Three studies with 1692 participants compared paliperidone with 10 mg/day olanzapine. We found no differences between paliperidone and olanzapine for leaving in the short term (n=1332, 3 RCTs, RR 1.04 CI 0.89 to 1.21; ~40% in both groups left by six weeks). Those receiving any dose of paliperidone were no more likely to have a recurrence of psychotic symptoms than those receiving olanzapine (n=1327, 3 RCTs, RR 1.07 CI 0.64 to 1.76). Data from all three studies found that paliperidone was associated with less weight change than olanzapine (n=660, 3 RCTs, WMD -0.88 CI -1.38 to -0.37). Results for various movement disorders all favoured olanzapine.
One study lasting less than a week compared paliperidone with risperidone. When participants taking paliperidone were compared with participants taking 4 mg/day risperidone in this brief study, we found no significant difference in the recurrence of psychotic symptoms or in the incidence of adverse events.
One study compared paliperidone, with a mean dose of 9.8 mg daily, versus quetiapine, with a mean dose of 599.1 mg daily, over six weeks. Patients receiving paliperidone were less likely to leave the study early (n=314, 1 RCT, RR 0.64 CI 0.44 to 0.93, NNT 9 CI 6 to 43). No significant difference was observed in the recurrence of psychotic symptoms (n=317, 1 RCT, RR 0.65 CI 0.29 to 1.45, NNT 52 CI Not Significant). Participants receiving paliperidone were more likely to experience hypertonia (n=317, 1 RCT, RR 3.19 CI 1.31 to 7.77, NNH 13 CI 4 to 86) and tremor (n=317, 1 RCT, RR 2.60 CI 1.39 to 4.88, NNH 9 CI 4 to 34).

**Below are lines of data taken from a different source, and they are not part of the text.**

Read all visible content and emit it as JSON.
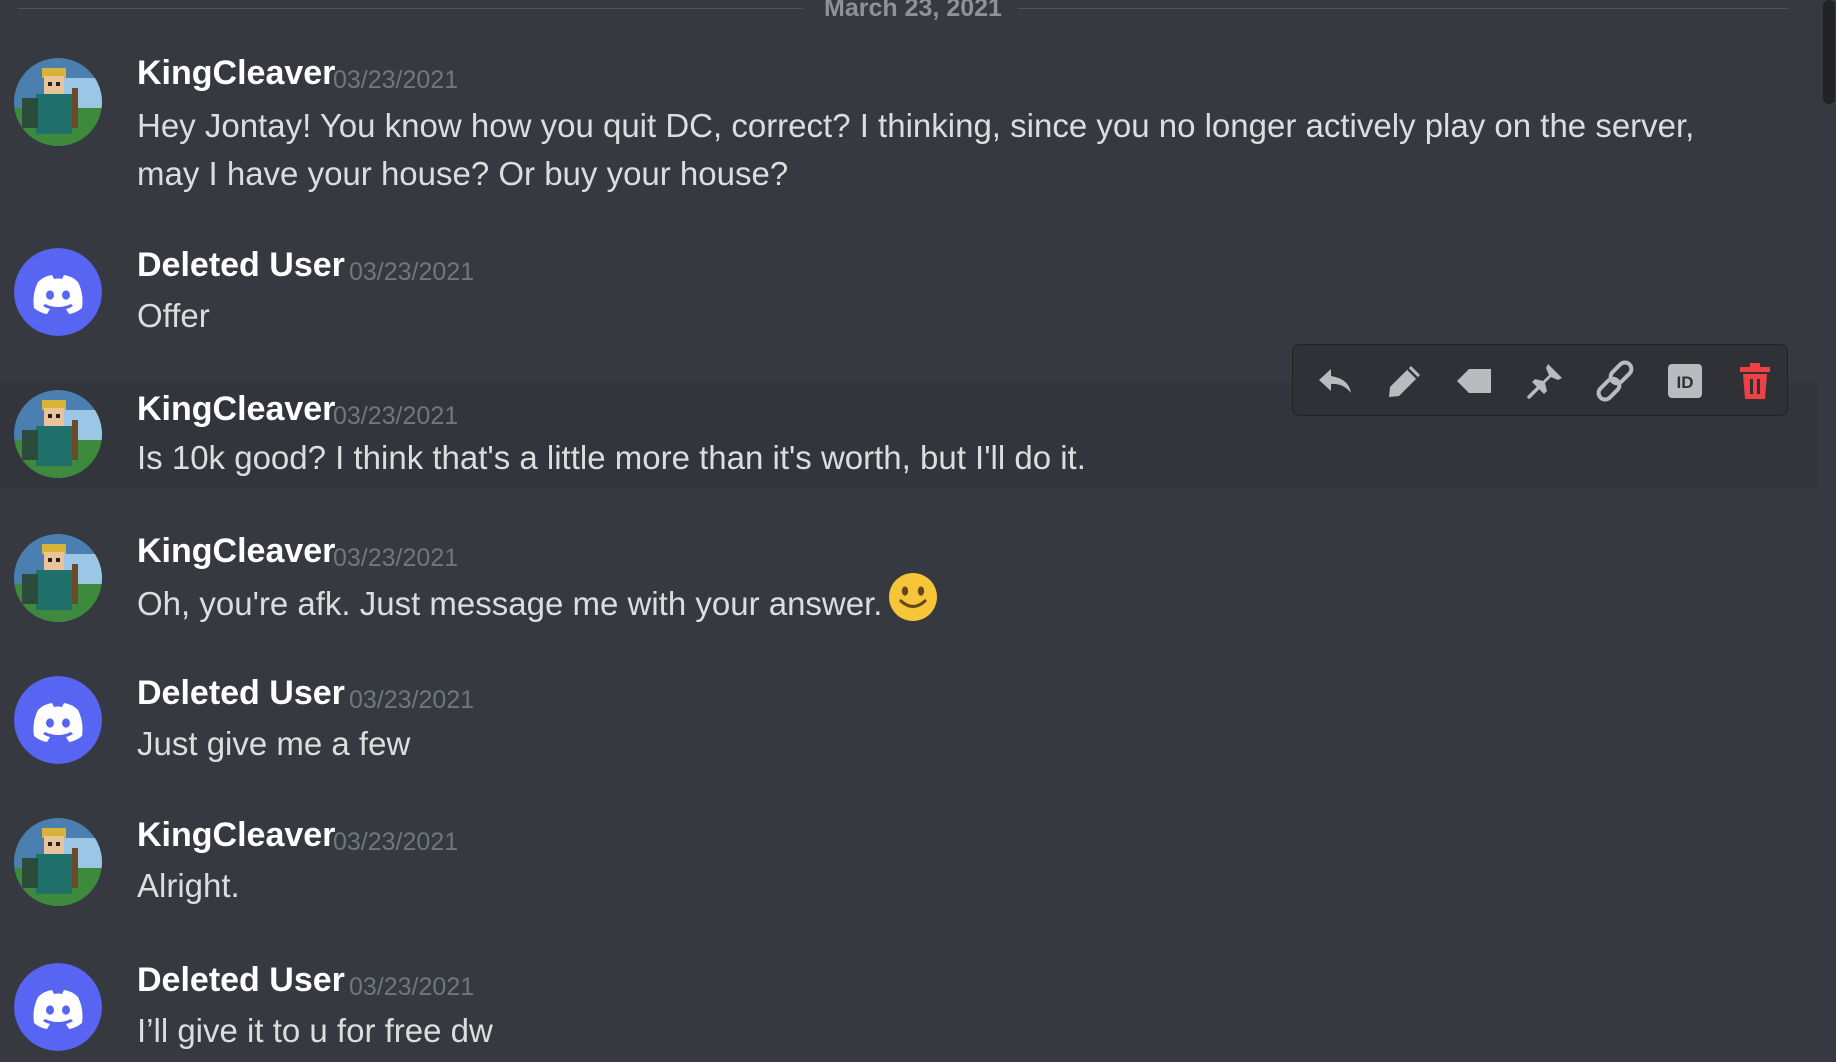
{
  "date_divider": "March 23, 2021",
  "messages": [
    {
      "author": "KingCleaver",
      "avatar": "knight-avatar",
      "timestamp": "03/23/2021",
      "lines": [
        "Hey Jontay! You know how you quit DC, correct? I thinking, since you no longer actively play on the server,",
        "may I have your house? Or buy your house?"
      ]
    },
    {
      "author": "Deleted User",
      "avatar": "discord-avatar",
      "timestamp": "03/23/2021",
      "lines": [
        "Offer"
      ]
    },
    {
      "author": "KingCleaver",
      "avatar": "knight-avatar",
      "timestamp": "03/23/2021",
      "lines": [
        "Is 10k good? I think that's a little more than it's worth, but I'll do it."
      ]
    },
    {
      "author": "KingCleaver",
      "avatar": "knight-avatar",
      "timestamp": "03/23/2021",
      "lines": [
        "Oh, you're afk. Just message me with your answer."
      ],
      "emoji": "slightly-smiling-face"
    },
    {
      "author": "Deleted User",
      "avatar": "discord-avatar",
      "timestamp": "03/23/2021",
      "lines": [
        "Just give me a few"
      ]
    },
    {
      "author": "KingCleaver",
      "avatar": "knight-avatar",
      "timestamp": "03/23/2021",
      "lines": [
        "Alright."
      ]
    },
    {
      "author": "Deleted User",
      "avatar": "discord-avatar",
      "timestamp": "03/23/2021",
      "lines": [
        "I’ll give it to u for free dw"
      ]
    }
  ],
  "toolbar": {
    "icons": [
      "reply-icon",
      "edit-icon",
      "tag-icon",
      "pin-icon",
      "link-icon",
      "id-icon",
      "trash-icon"
    ],
    "delete_color": "#ed4245"
  },
  "colors": {
    "background": "#36393f",
    "hover_background": "#32353b",
    "discord_blurple": "#5865f2",
    "author": "#ffffff",
    "text": "#dcddde",
    "timestamp": "#72767d"
  }
}
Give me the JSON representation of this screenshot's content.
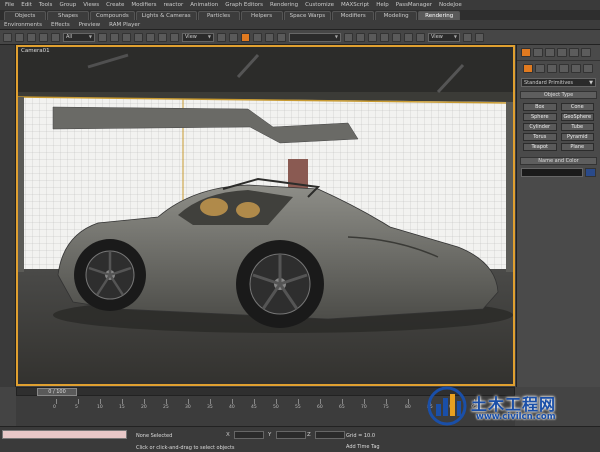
{
  "menu": [
    "File",
    "Edit",
    "Tools",
    "Group",
    "Views",
    "Create",
    "Modifiers",
    "reactor",
    "Animation",
    "Graph Editors",
    "Rendering",
    "Customize",
    "MAXScript",
    "Help",
    "PassManager",
    "NodeJoe"
  ],
  "tabs": [
    {
      "label": "Objects",
      "active": false
    },
    {
      "label": "Shapes",
      "active": false
    },
    {
      "label": "Compounds",
      "active": false
    },
    {
      "label": "Lights & Cameras",
      "active": false
    },
    {
      "label": "Particles",
      "active": false
    },
    {
      "label": "Helpers",
      "active": false
    },
    {
      "label": "Space Warps",
      "active": false
    },
    {
      "label": "Modifiers",
      "active": false
    },
    {
      "label": "Modeling",
      "active": false
    },
    {
      "label": "Rendering",
      "active": true
    }
  ],
  "subtoolbar": [
    "Environments",
    "Effects",
    "Preview",
    "RAM Player"
  ],
  "toolbar": {
    "filter": "All",
    "refcoord": "View",
    "selset": "",
    "refcoord2": "View"
  },
  "viewport": {
    "label": "Camera01"
  },
  "command_panel": {
    "category": "Standard Primitives",
    "object_type_title": "Object Type",
    "object_buttons": [
      "Box",
      "Cone",
      "Sphere",
      "GeoSphere",
      "Cylinder",
      "Tube",
      "Torus",
      "Pyramid",
      "Teapot",
      "Plane"
    ],
    "name_color_title": "Name and Color",
    "name_value": ""
  },
  "time_slider": {
    "current": 0,
    "total": 100,
    "label": "0 / 100"
  },
  "track_ticks": [
    "0",
    "5",
    "10",
    "15",
    "20",
    "25",
    "30",
    "35",
    "40",
    "45",
    "50",
    "55",
    "60",
    "65",
    "70",
    "75",
    "80",
    "85",
    "90",
    "95",
    "100"
  ],
  "status": {
    "selection": "None Selected",
    "prompt": "Click or click-and-drag to select objects",
    "x_label": "X",
    "y_label": "Y",
    "z_label": "Z",
    "grid": "Grid = 10.0",
    "add_time_tag": "Add Time Tag"
  },
  "watermark": {
    "title": "土木工程网",
    "url": "www.civilcn.com"
  },
  "colors": {
    "viewport_border": "#e0a030",
    "active_tab": "#5a5a5a",
    "watermark": "#1a4fa8",
    "accent": "#e07a20"
  }
}
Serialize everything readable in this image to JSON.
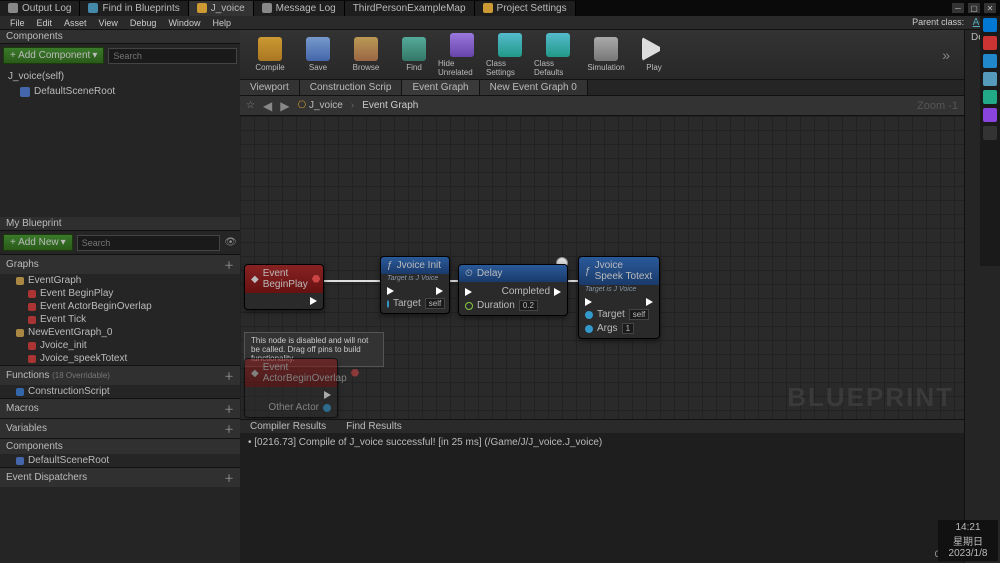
{
  "titleTabs": [
    {
      "label": "Output Log"
    },
    {
      "label": "Find in Blueprints"
    },
    {
      "label": "J_voice",
      "active": true
    },
    {
      "label": "Message Log"
    },
    {
      "label": "ThirdPersonExampleMap"
    },
    {
      "label": "Project Settings"
    }
  ],
  "menu": [
    "File",
    "Edit",
    "Asset",
    "View",
    "Debug",
    "Window",
    "Help"
  ],
  "parentClassLabel": "Parent class:",
  "parentClass": "Actor",
  "componentsPanel": {
    "title": "Components",
    "addBtn": "+ Add Component",
    "searchPlaceholder": "Search",
    "root": "J_voice(self)",
    "child": "DefaultSceneRoot"
  },
  "myBlueprint": {
    "title": "My Blueprint",
    "addNew": "+ Add New",
    "searchPlaceholder": "Search",
    "sections": {
      "graphs": "Graphs",
      "functions": "Functions",
      "functionsHint": "(18 Overridable)",
      "macros": "Macros",
      "variables": "Variables",
      "components": "Components",
      "dispatchers": "Event Dispatchers"
    },
    "graphItems": {
      "eventGraph": "EventGraph",
      "beginPlay": "Event BeginPlay",
      "actorOverlap": "Event ActorBeginOverlap",
      "tick": "Event Tick",
      "newGraph": "NewEventGraph_0",
      "jvoiceInit": "Jvoice_init",
      "jvoiceSpeek": "Jvoice_speekTotext"
    },
    "construction": "ConstructionScript",
    "defaultSceneRoot": "DefaultSceneRoot"
  },
  "toolbar": [
    {
      "name": "compile",
      "label": "Compile",
      "cls": "ic-compile"
    },
    {
      "name": "save",
      "label": "Save",
      "cls": "ic-save"
    },
    {
      "name": "browse",
      "label": "Browse",
      "cls": "ic-browse"
    },
    {
      "name": "find",
      "label": "Find",
      "cls": "ic-find"
    },
    {
      "name": "hide",
      "label": "Hide Unrelated",
      "cls": "ic-hide"
    },
    {
      "name": "classsettings",
      "label": "Class Settings",
      "cls": "ic-class"
    },
    {
      "name": "classdefaults",
      "label": "Class Defaults",
      "cls": "ic-default"
    },
    {
      "name": "simulation",
      "label": "Simulation",
      "cls": "ic-sim"
    },
    {
      "name": "play",
      "label": "Play",
      "cls": "ic-play"
    }
  ],
  "editorTabs": [
    {
      "label": "Viewport"
    },
    {
      "label": "Construction Scrip"
    },
    {
      "label": "Event Graph",
      "active": true
    },
    {
      "label": "New Event Graph 0"
    }
  ],
  "breadcrumb": {
    "blueprint": "J_voice",
    "graph": "Event Graph",
    "zoom": "Zoom -1"
  },
  "nodes": {
    "beginPlay": {
      "title": "Event BeginPlay"
    },
    "jvoiceInit": {
      "title": "Jvoice Init",
      "sub": "Target is J Voice",
      "targetLabel": "Target",
      "targetVal": "self"
    },
    "delay": {
      "title": "Delay",
      "durationLabel": "Duration",
      "durationVal": "0.2",
      "completedLabel": "Completed"
    },
    "speek": {
      "title": "Jvoice Speek Totext",
      "sub": "Target is J Voice",
      "targetLabel": "Target",
      "targetVal": "self",
      "argsLabel": "Args",
      "argsVal": "1"
    },
    "actorOverlap": {
      "title": "Event ActorBeginOverlap",
      "otherActor": "Other Actor"
    }
  },
  "disabledTooltip": "This node is disabled and will not be called. Drag off pins to build functionality.",
  "watermark": "BLUEPRINT",
  "bottomTabs": {
    "compiler": "Compiler Results",
    "find": "Find Results"
  },
  "compileMsg": "• [0216.73] Compile of J_voice successful! [in 25 ms] (/Game/J/J_voice.J_voice)",
  "clearBtn": "Clear",
  "detailsTitle": "Details",
  "clock": {
    "time": "14:21",
    "day": "星期日",
    "date": "2023/1/8"
  }
}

There are no clear data regarding oral paliperidone relating to social functioning, services use, quality of life, patient satisfaction or cost.